Last Wednesday marked my senior’s game first official playtesting session. Sure, people tested Tumbleton’s Fortune earlier while it was in development, but it was mostly me asking them specific questions like how movement felt, were the levels too big or small, and what did they think of game mechanic A, B, C, etc.
This time was different – I set the game up at our 2 designated stations and started inviting people to come check it out. Overall, the feedback was mostly positive which to my delight was better than I expected.
Our main game mechanic involves players picking up powerup objects, and then attaching them anywhere in the level. Getting players to understand how to use this mechanic and what they can do with it is a hugely important task. If players can’t understand it, they won’t enjoy the game, and won’t be able to get past some of the later levels, no matter how good they are at platforming sections.

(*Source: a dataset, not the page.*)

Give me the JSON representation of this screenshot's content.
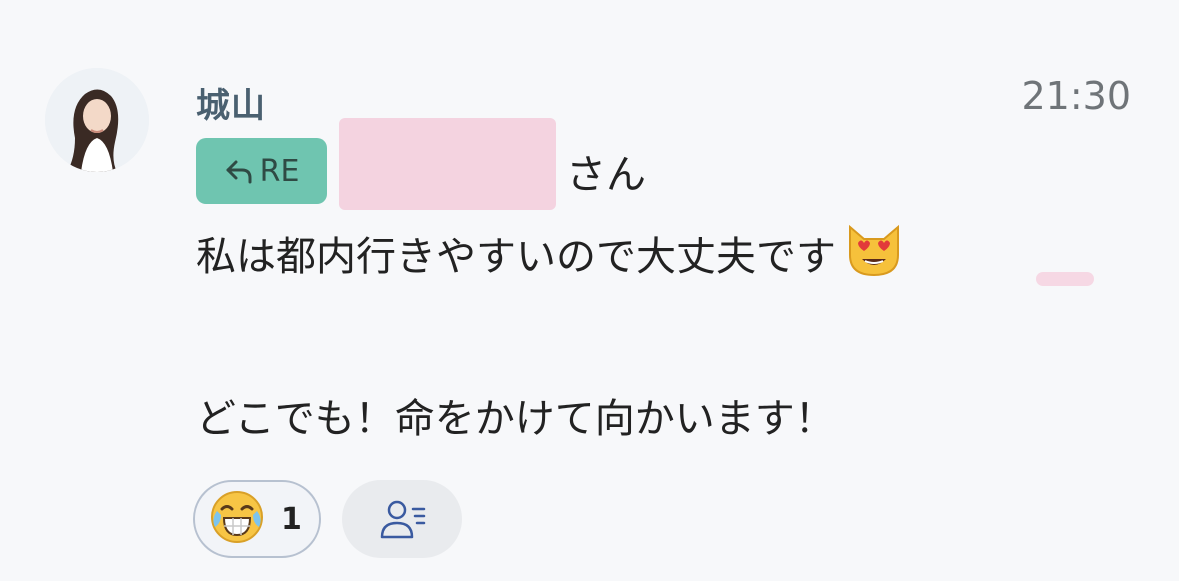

For our first official playtesting session, I chose to take a more freeform approach of not explaining everything to the player. I wanted to see if the mechanic was easy enough for players to figure out by themselves. I believe that the simplicity of a gameplay mechanic is closely tied with how “sticky” it is – how fun and intuitive it is to use. If a game revolves around a mechanic, it better be sticky, otherwise players will put down your game.
Once the players pick up a large, green and spinny powerup object (it will have particle effects emanating from it eventually so it will be impossible to miss), a message pops up on the screen: “You have picked up an object! Click on it and use it to help you cross the gap”.
And that was it. It was up to the players to figure out that you can click the object icon in the player’s inventory on the bottom right, position it on the screen, and place it.
Most players quickly figured it out after trying a couple things. A joyful “Aha!” moment followed their success which made me smile. Interestingly enough, after rolling across the bridge object that they just placed, none of the playtesters attempted to pick up the bridge object and reposition it or place it somewhere else. It’s true that I never mentioned that you can do that, but in player’s minds, once they used up an object to come up with a solution, they forgot about it.
Obviously, the directions won’t be so ambiguous in the final version of the game, but it was a nice experiment into the psyche of new players.
A couple playtesters weren’t sure that the object attachment worked anywhere on the environment, some thought objects could only snap to the ground. The 2nd puzzle where you have to attach platforms to a wall to vertically scale it aims to teach them that, and putting some text explaining that you can attach objects to a wall would solidify it.
Because of this however, I’m leaning more towards locking the object down after a puzzle that requires it is complete.
The movement of the ball (Tumbleton) was hailed as just right by almost everybody, which made me breath a sigh of relief. I spent a lot of time tweaking things like movement speed, velocity, friction, stopping speed, jumping height, and the general feel of the ball. It felt great knowing it paid off.
More importantly, players said that controlling the ball just felt fun. They enjoyed rolling and jumping around, which is a testament to the controls being sticky.
Multiple playtesters complained about how jerky and fast the camera rotation was, an issue I suspected they would bring up. I relayed this information back to the programmers and we quickly smoothened out camera rotation.
We had a similar issue earlier in development when zooming in or out the camera. You don’t want the camera to zoom via clicks – fast movements in or out. Instead, you want to smoothen it out so it has more of an analogue feel, similar to how most RTS games do it. We fixed that early on, and I suggested that we also do the same thing for camera rotation while we were at it, but we put it on hold at the time. I’m glad the problem is finally fixed.
Since the game is a mix of platforming and puzzle solving, some players said that it was kind of a bummer that after having so much fun jumping around and navigating the terrain, they had to stop and figure out how to solve a puzzle. I think they said that because this was the beginning of the game, and they quite didn’t know how to play it yet. In later levels, I anticipate players going through the levels in a more quicker pace.
This reminds me of the flow in Mirror’s Edge. Subsequent playthroughs of the game were always more fun than the first because you knew where to go and where to jump, which helped you keep the flow and speed of the game going.
Some playtesters also complemented our graphics technology like the bump mapping and shadows, a nod to our graphics programmer. Even though most of the textures in our game are placeholder (they look too realistic), it’s still nice to know that the technology is there.
In the end, Tumbleton’s Fortune playtest session #1 was a huge success, and I’m looking forward to doing more of these in the future.